The Helsinki Summit, as it was dubbed, saw US President Donald Trump and Russia’s Vladimir Putin come together with a formal agenda to discuss US-Russia relations, disarmament, the Syria and Ukraine crises, and the situation on the Korean Peninsula. But the moment was judged as a contest and a spectacle far more than on what the talks were supposed to deliver.
Moscow declared the winner
In the wake of special counsel Robert Mueller’s indictment of 12 Russian intelligence operatives last week, many hoped that Trump would demand Putin concede to meddling in the 2016 US presidential election. Prior to the summit, the Trump administration had even hinted that the US would take a firmer stance on Russia’s “malign activity” in Syria and the Ukraine. But in the press briefing following the one-on-one meeting (full transcript here), Trump argued the fault was shared.
I hold both countries responsible. I think the United States has been foolish. I think we have all been foolish. We should have had this dialogue a long time ago, a long time frankly before I got to office. I think we’re all to blame.
Prominent voices declared Moscow the winner of the summit. Not only did Trump tacitly accept Putin’s “extremely strong and powerful” denial of election meddling, but he diverted attention away from the issue and fell back on his favourite refrain: Hillary Clinton’s emails. This outcome may not be surprising, and members of Congress have already criticised Trump’s performance at the summit, fearing it will have a deleterious impact on US national interests.
Other important issues were also sidelined. Putin dedicated all of two sentences to the Ukraine; when pushed for further commentary, he recognised the objection by the US to the annexation of Crimea, reasserted Russia’s compliance with international law, and promptly moved on.
During a subsequent television interview, Putin also dismissed responsibility for the Skripal attack in the UK.
Trump, meanwhile, took to Twitter to reject criticism of his attitude towards intelligence assessments.
As I said today and many times before, “I have GREAT confidence in MY intelligence people.” However, I also recognize that in order to build a brighter future, we cannot exclusively focus on the past – as the world’s two largest nuclear powers, we must get along! #HELSINKI2018— Donald J. Trump (@realDonaldTrump) July 16, 2018

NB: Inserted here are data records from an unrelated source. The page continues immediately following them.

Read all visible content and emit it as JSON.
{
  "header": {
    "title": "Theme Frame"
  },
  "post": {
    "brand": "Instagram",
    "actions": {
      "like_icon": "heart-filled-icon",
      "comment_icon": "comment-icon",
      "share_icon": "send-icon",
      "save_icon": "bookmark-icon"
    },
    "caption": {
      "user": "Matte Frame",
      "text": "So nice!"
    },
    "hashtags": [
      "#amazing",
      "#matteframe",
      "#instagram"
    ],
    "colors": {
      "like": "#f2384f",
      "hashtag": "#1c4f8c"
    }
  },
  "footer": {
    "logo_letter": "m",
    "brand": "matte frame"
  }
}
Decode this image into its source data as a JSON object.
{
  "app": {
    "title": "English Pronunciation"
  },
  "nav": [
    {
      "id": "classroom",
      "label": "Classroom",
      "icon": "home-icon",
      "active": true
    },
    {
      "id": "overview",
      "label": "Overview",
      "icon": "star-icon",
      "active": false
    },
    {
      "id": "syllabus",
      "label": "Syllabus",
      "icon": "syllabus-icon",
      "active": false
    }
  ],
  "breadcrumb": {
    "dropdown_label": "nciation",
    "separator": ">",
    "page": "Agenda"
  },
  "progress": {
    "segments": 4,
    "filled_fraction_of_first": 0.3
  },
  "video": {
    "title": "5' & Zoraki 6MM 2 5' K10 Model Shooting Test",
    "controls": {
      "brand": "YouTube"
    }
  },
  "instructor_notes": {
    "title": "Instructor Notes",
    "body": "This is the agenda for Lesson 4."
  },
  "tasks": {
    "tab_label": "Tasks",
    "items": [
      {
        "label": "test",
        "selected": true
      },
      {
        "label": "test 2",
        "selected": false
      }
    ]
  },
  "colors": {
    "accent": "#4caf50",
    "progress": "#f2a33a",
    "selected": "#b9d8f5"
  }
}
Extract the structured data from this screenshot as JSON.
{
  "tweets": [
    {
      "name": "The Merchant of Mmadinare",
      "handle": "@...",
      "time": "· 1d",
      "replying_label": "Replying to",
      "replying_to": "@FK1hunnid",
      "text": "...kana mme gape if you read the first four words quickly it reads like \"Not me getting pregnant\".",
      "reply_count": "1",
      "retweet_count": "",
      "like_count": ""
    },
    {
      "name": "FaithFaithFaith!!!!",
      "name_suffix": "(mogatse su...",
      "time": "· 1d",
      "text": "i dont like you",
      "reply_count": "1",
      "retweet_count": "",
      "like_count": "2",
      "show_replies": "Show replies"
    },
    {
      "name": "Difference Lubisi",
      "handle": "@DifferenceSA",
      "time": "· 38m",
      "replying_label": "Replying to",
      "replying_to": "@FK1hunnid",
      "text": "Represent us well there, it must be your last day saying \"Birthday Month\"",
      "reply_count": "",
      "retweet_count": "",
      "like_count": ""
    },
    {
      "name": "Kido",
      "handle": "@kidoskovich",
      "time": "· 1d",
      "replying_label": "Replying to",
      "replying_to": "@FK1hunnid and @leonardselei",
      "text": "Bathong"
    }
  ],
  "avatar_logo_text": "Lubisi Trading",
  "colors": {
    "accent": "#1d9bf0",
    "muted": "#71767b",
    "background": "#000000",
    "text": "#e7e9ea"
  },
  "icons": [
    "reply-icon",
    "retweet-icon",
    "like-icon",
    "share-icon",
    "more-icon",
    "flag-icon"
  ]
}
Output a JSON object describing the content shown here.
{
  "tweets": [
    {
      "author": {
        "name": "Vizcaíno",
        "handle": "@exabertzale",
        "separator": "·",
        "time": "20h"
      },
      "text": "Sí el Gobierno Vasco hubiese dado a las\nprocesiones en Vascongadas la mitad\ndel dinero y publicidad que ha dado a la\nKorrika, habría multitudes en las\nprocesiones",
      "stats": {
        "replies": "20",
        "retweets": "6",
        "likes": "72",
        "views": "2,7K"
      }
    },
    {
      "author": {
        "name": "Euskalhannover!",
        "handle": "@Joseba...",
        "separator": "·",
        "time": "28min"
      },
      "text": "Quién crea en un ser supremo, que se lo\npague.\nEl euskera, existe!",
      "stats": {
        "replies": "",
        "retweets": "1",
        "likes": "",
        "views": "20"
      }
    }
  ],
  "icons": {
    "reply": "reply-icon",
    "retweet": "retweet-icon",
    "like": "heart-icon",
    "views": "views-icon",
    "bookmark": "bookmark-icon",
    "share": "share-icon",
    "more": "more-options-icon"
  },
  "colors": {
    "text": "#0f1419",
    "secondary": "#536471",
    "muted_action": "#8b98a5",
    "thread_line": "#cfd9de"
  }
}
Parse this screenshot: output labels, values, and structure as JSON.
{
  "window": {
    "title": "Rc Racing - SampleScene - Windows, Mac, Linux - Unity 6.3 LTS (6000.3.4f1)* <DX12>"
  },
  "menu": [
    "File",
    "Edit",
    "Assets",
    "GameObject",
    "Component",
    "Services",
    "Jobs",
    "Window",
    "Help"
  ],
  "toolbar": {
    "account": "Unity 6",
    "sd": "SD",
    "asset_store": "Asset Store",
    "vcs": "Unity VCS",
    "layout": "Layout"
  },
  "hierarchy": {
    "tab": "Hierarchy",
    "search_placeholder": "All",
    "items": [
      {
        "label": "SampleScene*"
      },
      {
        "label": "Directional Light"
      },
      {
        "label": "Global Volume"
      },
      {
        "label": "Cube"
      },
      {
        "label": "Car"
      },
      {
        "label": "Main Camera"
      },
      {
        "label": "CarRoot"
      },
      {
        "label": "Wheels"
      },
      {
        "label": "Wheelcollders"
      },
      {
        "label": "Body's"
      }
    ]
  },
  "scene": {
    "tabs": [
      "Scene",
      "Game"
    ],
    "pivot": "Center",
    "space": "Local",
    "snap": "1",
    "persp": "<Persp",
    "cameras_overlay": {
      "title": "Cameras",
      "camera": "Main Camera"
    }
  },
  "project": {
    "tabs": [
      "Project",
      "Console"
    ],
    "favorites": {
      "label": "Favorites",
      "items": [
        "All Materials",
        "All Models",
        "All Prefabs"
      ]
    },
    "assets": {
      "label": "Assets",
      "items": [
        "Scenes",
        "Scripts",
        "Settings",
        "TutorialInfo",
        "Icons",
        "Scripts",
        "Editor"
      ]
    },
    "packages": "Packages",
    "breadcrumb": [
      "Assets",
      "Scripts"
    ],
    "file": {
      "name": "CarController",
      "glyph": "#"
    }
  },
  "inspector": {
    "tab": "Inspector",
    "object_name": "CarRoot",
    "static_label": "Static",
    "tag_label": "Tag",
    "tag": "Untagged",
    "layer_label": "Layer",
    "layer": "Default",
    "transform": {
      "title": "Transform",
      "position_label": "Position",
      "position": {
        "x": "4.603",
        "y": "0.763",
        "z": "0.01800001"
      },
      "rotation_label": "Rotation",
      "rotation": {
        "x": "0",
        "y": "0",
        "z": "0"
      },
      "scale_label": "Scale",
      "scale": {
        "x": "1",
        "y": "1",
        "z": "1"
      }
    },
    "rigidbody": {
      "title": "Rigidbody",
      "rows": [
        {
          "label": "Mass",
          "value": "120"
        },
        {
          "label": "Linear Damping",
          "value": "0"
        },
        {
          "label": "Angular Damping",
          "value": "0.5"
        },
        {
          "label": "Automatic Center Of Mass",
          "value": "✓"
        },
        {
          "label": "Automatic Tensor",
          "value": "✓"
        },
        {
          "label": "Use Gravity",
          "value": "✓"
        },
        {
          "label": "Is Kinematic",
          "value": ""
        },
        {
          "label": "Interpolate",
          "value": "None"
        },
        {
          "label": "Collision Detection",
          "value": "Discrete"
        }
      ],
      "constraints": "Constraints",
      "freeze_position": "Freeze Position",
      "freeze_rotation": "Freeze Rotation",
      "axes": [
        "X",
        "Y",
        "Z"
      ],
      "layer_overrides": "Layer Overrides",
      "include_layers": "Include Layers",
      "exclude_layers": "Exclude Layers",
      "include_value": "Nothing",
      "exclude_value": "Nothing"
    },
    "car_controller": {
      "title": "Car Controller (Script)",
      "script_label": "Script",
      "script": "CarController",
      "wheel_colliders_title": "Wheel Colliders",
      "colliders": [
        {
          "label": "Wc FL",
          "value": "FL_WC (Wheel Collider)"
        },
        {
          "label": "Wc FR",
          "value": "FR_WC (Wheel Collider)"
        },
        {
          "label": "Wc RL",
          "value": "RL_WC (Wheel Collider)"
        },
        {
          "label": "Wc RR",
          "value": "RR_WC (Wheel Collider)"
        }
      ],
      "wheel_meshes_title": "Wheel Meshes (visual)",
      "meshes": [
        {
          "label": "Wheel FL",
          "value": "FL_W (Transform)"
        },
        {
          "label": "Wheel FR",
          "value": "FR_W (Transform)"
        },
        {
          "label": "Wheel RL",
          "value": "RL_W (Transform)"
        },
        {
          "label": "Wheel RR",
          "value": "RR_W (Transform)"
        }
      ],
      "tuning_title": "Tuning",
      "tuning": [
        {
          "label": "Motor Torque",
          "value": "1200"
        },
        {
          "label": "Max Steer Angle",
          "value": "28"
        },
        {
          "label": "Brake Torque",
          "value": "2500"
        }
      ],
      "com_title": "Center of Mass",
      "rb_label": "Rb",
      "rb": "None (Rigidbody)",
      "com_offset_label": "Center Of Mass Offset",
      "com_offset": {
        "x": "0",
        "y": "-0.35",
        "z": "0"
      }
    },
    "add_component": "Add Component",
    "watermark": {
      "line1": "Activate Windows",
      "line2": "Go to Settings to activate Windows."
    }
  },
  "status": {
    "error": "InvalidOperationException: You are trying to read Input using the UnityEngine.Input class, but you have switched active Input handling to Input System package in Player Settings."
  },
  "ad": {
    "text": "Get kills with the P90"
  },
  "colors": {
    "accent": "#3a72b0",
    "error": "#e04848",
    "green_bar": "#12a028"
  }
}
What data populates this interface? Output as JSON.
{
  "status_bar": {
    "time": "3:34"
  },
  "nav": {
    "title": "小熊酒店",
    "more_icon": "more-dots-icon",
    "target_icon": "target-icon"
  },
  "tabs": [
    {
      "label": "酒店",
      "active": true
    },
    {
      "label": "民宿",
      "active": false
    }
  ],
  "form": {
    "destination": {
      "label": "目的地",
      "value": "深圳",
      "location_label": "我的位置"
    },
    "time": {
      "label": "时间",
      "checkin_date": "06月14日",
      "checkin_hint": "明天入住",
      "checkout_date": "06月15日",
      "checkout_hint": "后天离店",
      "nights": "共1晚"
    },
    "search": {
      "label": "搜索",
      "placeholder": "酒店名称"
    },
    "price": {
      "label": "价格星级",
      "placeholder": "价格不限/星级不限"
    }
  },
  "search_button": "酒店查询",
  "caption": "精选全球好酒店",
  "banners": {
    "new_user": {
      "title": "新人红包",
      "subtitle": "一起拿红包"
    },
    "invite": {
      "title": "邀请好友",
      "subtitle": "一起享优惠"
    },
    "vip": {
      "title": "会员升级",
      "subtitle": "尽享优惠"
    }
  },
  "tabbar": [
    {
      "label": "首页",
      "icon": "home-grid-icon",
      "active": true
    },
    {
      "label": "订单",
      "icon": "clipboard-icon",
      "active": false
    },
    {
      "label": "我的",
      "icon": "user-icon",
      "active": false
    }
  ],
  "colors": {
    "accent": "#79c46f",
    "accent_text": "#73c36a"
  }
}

Words, at least
Amid a chorus of voices criticising Trump’s behaviour at the Helsinki Summit, Trump himself sought to praise the fact of dialogue:
Our relationship has never been worse than it is now. However, that changed as of about four hours ago. I really believe that. Nothing would be easier politically than to refuse to meet, to refuse to engage. But that would not accomplish anything.
He found support. Dmitri Trenin, director of the Carnegie Moscow Centre, wrote:
Helsinki will mark the first détente in the four-year-old Hybrid War between Russia and the United States … The two sides would need to come up with potential deliverables and, in the process, reengage with each other after a break of several years … US-Russian relations will not be miraculously transformed as a result. The Hybrid War will continue. But some rules will be laid down, and a measure of dialogue will be taking place.
Let’s not forget the nukes
Arms control is one arena that certainly needs talk. Last year, Graham Allison set out an uncomfortable truth:
While the Soviet Union disappeared, its superpower arsenal certainly did not … However demonic, however destructive, however devious, however deserving of being strangled Russia is, the brute fact is that we cannot kill this bastard without committing suicide.
The New START Treaty will expire in 2021 with no confirmed renewal or replacement in sight. Moreover, there have been accusations from both Russia and the US that the other side is breaching the Intermediate-Range Nuclear Forces (INF) Treaty.
Olga Oliker, director of the Russia and Eurasia Program at CSIS, and Kimberly Marten, chair of the Political Science department at Barnard College, explained their hopes ahead of the summit:
New START, INF and military-to-military contacts are areas where bilateral progress not only is attainable but would represent a real breakthrough … Agreement in these areas would, importantly, not reward Russia for bad behaviour … A focus on arms control and military discussions can ensure that even as Washington and Moscow continue to disagree and compete in years to come, they are better equipped to calibrate their policies and avoid instability.
Talking to the Kremlin
Talking to Moscow doesn’t mean appeasing the Kremlin. It’s necessary to create a distinction between keeping lines of communication open and giving in to Moscow’s demand. Trump sought to cast the US-Russian rivalry in a different light, competitive, rather than dysfunctional. He said of Putin:
I called him a competitor. And a good competitor he is. And I think the word ‘competitor’ is a compliment.